I spent my first day in Rome touring the World Food Program (WFP), the largest humanitarian organization working to fight hunger worldwide. Jonathan Dumont, the head of television communications at WFP who documents the situation in countries requiring food assistance gave me a tour. When reporters are not able to travel to certain places due to security risks, the head of television brings awareness to challenges in the world’s hardest-to-reach places!

In emergencies, WFP gets food to where its needed – places plagued by war, civil conflicts, and natural disasters. Not only does WFP work to ameliorate emergency situations, but it also works to help restore communities and rebuild people’s lives so they can sustainably feed their families. I was especially interested in learning about WFP’s role in the current refugee crisis. Food insecurity among refugees is incredibly high, but WFP, which is 100% funded by voluntary contributions, is working to provide assistance in places like war-torn Syria and neighboring countries struggling to meet the demands of incoming refugees.

What is most shocking is just how unbelievably complex these operations are. Check out what WFP has done in Syria alone:
• About 2 million metric tons of food have been distributed since 2011
• 500,000 children will receive food meals
• 3,000 trucks are on the move every month

I learned that WFP is mainly a field organization with offices in the countries where it provides assistance. Around the world, WFP has front-line team members known as field monitors going door-to-door — including makeshift accommodation and even caves — to find vulnerable refugees to connect them with assistance. These field monitors see up-close the situation that many around the world find themselves in. At WFP Headquarters, I toured the “Operations Centre,” where maps and emergency dashboards allow WFP to plan emergency responses on a 24/7 basis. WFP uses geospatial mapping and disaster analysis automation to collect disaster related data on a global scale in order to reduce the time between when an emergency happens and the field level response.

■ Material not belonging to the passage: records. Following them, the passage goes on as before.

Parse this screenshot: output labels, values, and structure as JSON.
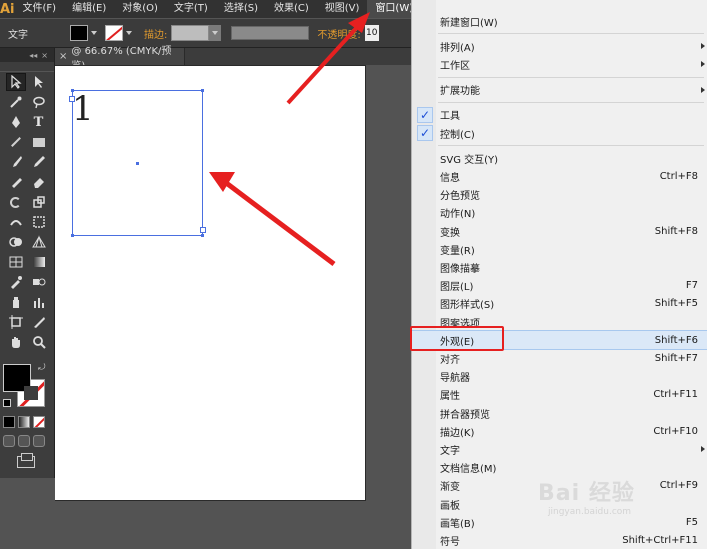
{
  "app": {
    "logo": "Ai"
  },
  "menubar": {
    "items": [
      {
        "label": "文件(F)",
        "name": "menu-file"
      },
      {
        "label": "编辑(E)",
        "name": "menu-edit"
      },
      {
        "label": "对象(O)",
        "name": "menu-object"
      },
      {
        "label": "文字(T)",
        "name": "menu-type"
      },
      {
        "label": "选择(S)",
        "name": "menu-select"
      },
      {
        "label": "效果(C)",
        "name": "menu-effect"
      },
      {
        "label": "视图(V)",
        "name": "menu-view"
      },
      {
        "label": "窗口(W)",
        "name": "menu-window"
      }
    ]
  },
  "controlbar": {
    "mode_label": "文字",
    "stroke_label": "描边:",
    "opacity_label": "不透明度:",
    "opacity_value": "10"
  },
  "document": {
    "tab_title": "@ 66.67% (CMYK/预览)",
    "tab_close": "×",
    "text_content": "1"
  },
  "tools": {
    "header_collapse": "◂◂",
    "header_close": "×"
  },
  "window_menu": {
    "groups": [
      [
        {
          "label": "新建窗口(W)"
        }
      ],
      [
        {
          "label": "排列(A)",
          "submenu": true
        },
        {
          "label": "工作区",
          "submenu": true
        }
      ],
      [
        {
          "label": "扩展功能",
          "submenu": true
        }
      ],
      [
        {
          "label": "工具",
          "checked": true
        },
        {
          "label": "控制(C)",
          "checked": true
        }
      ],
      [
        {
          "label": "SVG 交互(Y)"
        },
        {
          "label": "信息",
          "shortcut": "Ctrl+F8"
        },
        {
          "label": "分色预览"
        },
        {
          "label": "动作(N)"
        },
        {
          "label": "变换",
          "shortcut": "Shift+F8"
        },
        {
          "label": "变量(R)"
        },
        {
          "label": "图像描摹"
        },
        {
          "label": "图层(L)",
          "shortcut": "F7"
        },
        {
          "label": "图形样式(S)",
          "shortcut": "Shift+F5"
        },
        {
          "label": "图案选项"
        },
        {
          "label": "外观(E)",
          "shortcut": "Shift+F6",
          "highlighted": true
        },
        {
          "label": "对齐",
          "shortcut": "Shift+F7"
        },
        {
          "label": "导航器"
        },
        {
          "label": "属性",
          "shortcut": "Ctrl+F11"
        },
        {
          "label": "拼合器预览"
        },
        {
          "label": "描边(K)",
          "shortcut": "Ctrl+F10"
        },
        {
          "label": "文字",
          "submenu": true
        },
        {
          "label": "文档信息(M)"
        },
        {
          "label": "渐变",
          "shortcut": "Ctrl+F9"
        },
        {
          "label": "画板"
        },
        {
          "label": "画笔(B)",
          "shortcut": "F5"
        },
        {
          "label": "符号",
          "shortcut": "Shift+Ctrl+F11"
        }
      ]
    ]
  },
  "watermark": {
    "main": "Bai 经验",
    "sub": "jingyan.baidu.com"
  },
  "colors": {
    "annotation_red": "#e62020",
    "selection_blue": "#4a6fe0",
    "menu_highlight": "#dbe8f7",
    "ui_dark": "#323232"
  }
}
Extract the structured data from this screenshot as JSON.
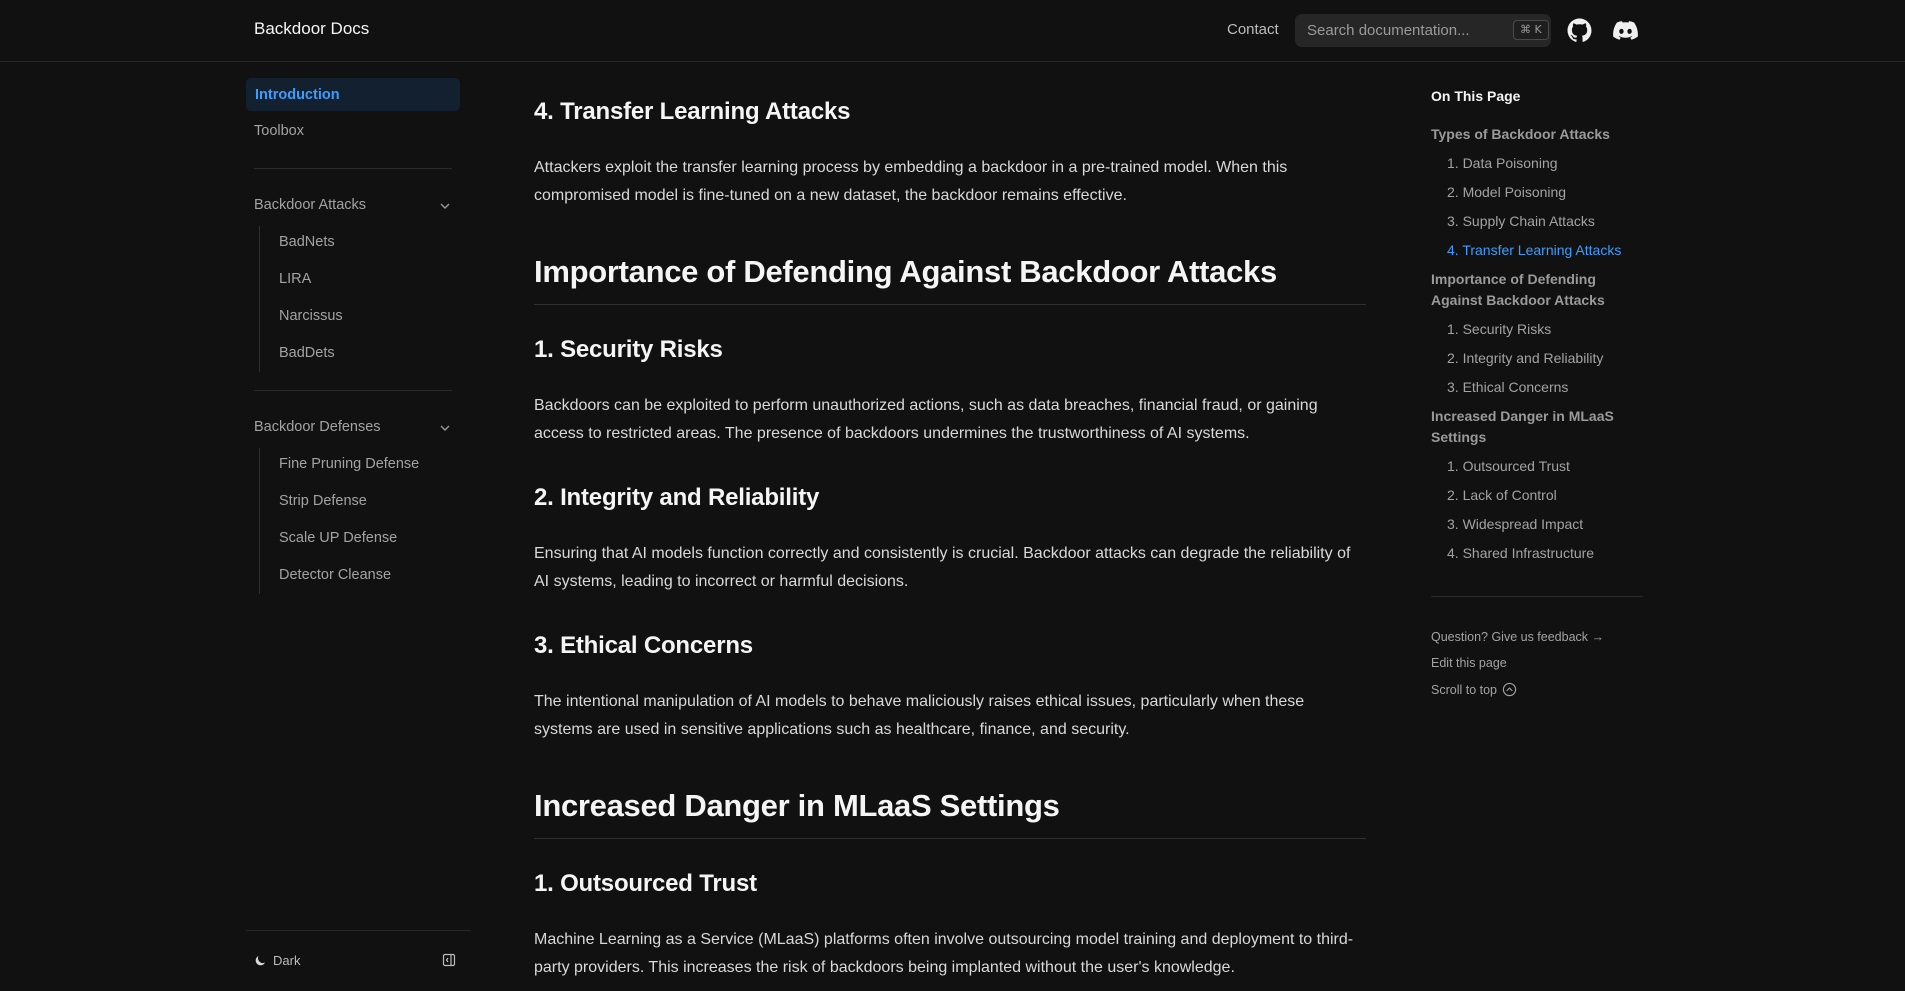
{
  "navbar": {
    "brand": "Backdoor Docs",
    "contact": "Contact",
    "search_placeholder": "Search documentation...",
    "search_shortcut": "⌘ K",
    "icons": [
      "github-icon",
      "discord-icon"
    ]
  },
  "sidebar": {
    "top_items": [
      "Introduction",
      "Toolbox"
    ],
    "groups": [
      {
        "label": "Backdoor Attacks",
        "items": [
          "BadNets",
          "LIRA",
          "Narcissus",
          "BadDets"
        ]
      },
      {
        "label": "Backdoor Defenses",
        "items": [
          "Fine Pruning Defense",
          "Strip Defense",
          "Scale UP Defense",
          "Detector Cleanse"
        ]
      }
    ],
    "theme_label": "Dark"
  },
  "content": {
    "sections": [
      {
        "heading": "4. Transfer Learning Attacks",
        "text": "Attackers exploit the transfer learning process by embedding a backdoor in a pre-trained model. When this compromised model is fine-tuned on a new dataset, the backdoor remains effective."
      },
      {
        "heading": "Importance of Defending Against Backdoor Attacks"
      },
      {
        "heading": "1. Security Risks",
        "text": "Backdoors can be exploited to perform unauthorized actions, such as data breaches, financial fraud, or gaining access to restricted areas. The presence of backdoors undermines the trustworthiness of AI systems."
      },
      {
        "heading": "2. Integrity and Reliability",
        "text": "Ensuring that AI models function correctly and consistently is crucial. Backdoor attacks can degrade the reliability of AI systems, leading to incorrect or harmful decisions."
      },
      {
        "heading": "3. Ethical Concerns",
        "text": "The intentional manipulation of AI models to behave maliciously raises ethical issues, particularly when these systems are used in sensitive applications such as healthcare, finance, and security."
      },
      {
        "heading": "Increased Danger in MLaaS Settings"
      },
      {
        "heading": "1. Outsourced Trust",
        "text": "Machine Learning as a Service (MLaaS) platforms often involve outsourcing model training and deployment to third-party providers. This increases the risk of backdoors being implanted without the user's knowledge."
      }
    ]
  },
  "toc": {
    "title": "On This Page",
    "items": [
      "Types of Backdoor Attacks",
      "1. Data Poisoning",
      "2. Model Poisoning",
      "3. Supply Chain Attacks",
      "4. Transfer Learning Attacks",
      "Importance of Defending Against Backdoor Attacks",
      "1. Security Risks",
      "2. Integrity and Reliability",
      "3. Ethical Concerns",
      "Increased Danger in MLaaS Settings",
      "1. Outsourced Trust",
      "2. Lack of Control",
      "3. Widespread Impact",
      "4. Shared Infrastructure"
    ],
    "active_item": "4. Transfer Learning Attacks",
    "feedback": "Question? Give us feedback →",
    "edit": "Edit this page",
    "scroll_top": "Scroll to top"
  },
  "colors": {
    "accent": "#3b9eff",
    "background": "#111111",
    "active_bg": "#132030"
  }
}
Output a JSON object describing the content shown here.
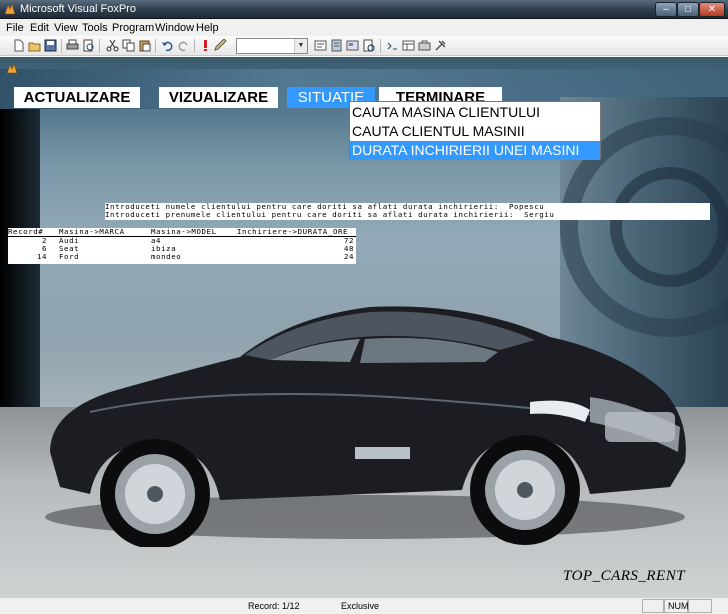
{
  "window": {
    "title": "Microsoft Visual FoxPro"
  },
  "menubar": {
    "items": [
      "File",
      "Edit",
      "View",
      "Tools",
      "Program",
      "Window",
      "Help"
    ]
  },
  "toolbar": {
    "combo_value": ""
  },
  "app_menu": {
    "pads": [
      "ACTUALIZARE",
      "VIZUALIZARE",
      "SITUATIE",
      "TERMINARE"
    ],
    "active_pad": "SITUATIE",
    "popup_items": [
      "CAUTA MASINA CLIENTULUI",
      "CAUTA CLIENTUL MASINII",
      "DURATA INCHIRIERII UNEI MASINI"
    ],
    "selected_popup_item": "DURATA INCHIRIERII UNEI MASINI"
  },
  "prompts": [
    "Introduceti numele clientului pentru care doriti sa aflati durata inchirierii:  Popescu",
    "Introduceti prenumele clientului pentru care doriti sa aflati durata inchirierii:  Sergiu"
  ],
  "results": {
    "headers": [
      "Record#",
      "Masina->MARCA",
      "Masina->MODEL",
      "Inchiriere->DURATA_ORE"
    ],
    "rows": [
      [
        "2",
        "Audi",
        "a4",
        "72"
      ],
      [
        "6",
        "Seat",
        "ibiza",
        "48"
      ],
      [
        "14",
        "Ford",
        "mondeo",
        "24"
      ]
    ]
  },
  "branding": {
    "text": "TOP_CARS_RENT"
  },
  "statusbar": {
    "record": "Record: 1/12",
    "mode": "Exclusive",
    "num": "NUM"
  },
  "colors": {
    "highlight": "#3399ff",
    "titlebar": "#2e3d4c"
  }
}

Coming up with solutions on a tight budget requires creativity coupled with an extreme sense of urgency. During our tour, Jonathan recounted the time they used a crane to deliver food to refugees stuck in a hard-to-reach place on the Turkish border! He also told me the story of Apu Riang, a man who lost his crops and faced extreme hunger due to conflict, economic collapse, and drought in South Sudan. He and his family fled in search of food and a better life. It is people like Apu and his family whom the WFP helps. Check out their story here:

Visiting WFP was extremely eye-opening. It reinforced my commitment to continue to support the work of the United Nations and its partners here in Rome. It opened my eyes to the complexity of the situations these organizations are dealing with. The staff from the US mission to the UN agencies do an incredible job of making sure that US interests and values are carried out abroad and that the money we invest in helping people around the world, goes to the right places.

Young people play a key role at WFP. In fact, WFP hires Junior Professional Officers and interns that help drive its mission around the world. Check out those opportunities here!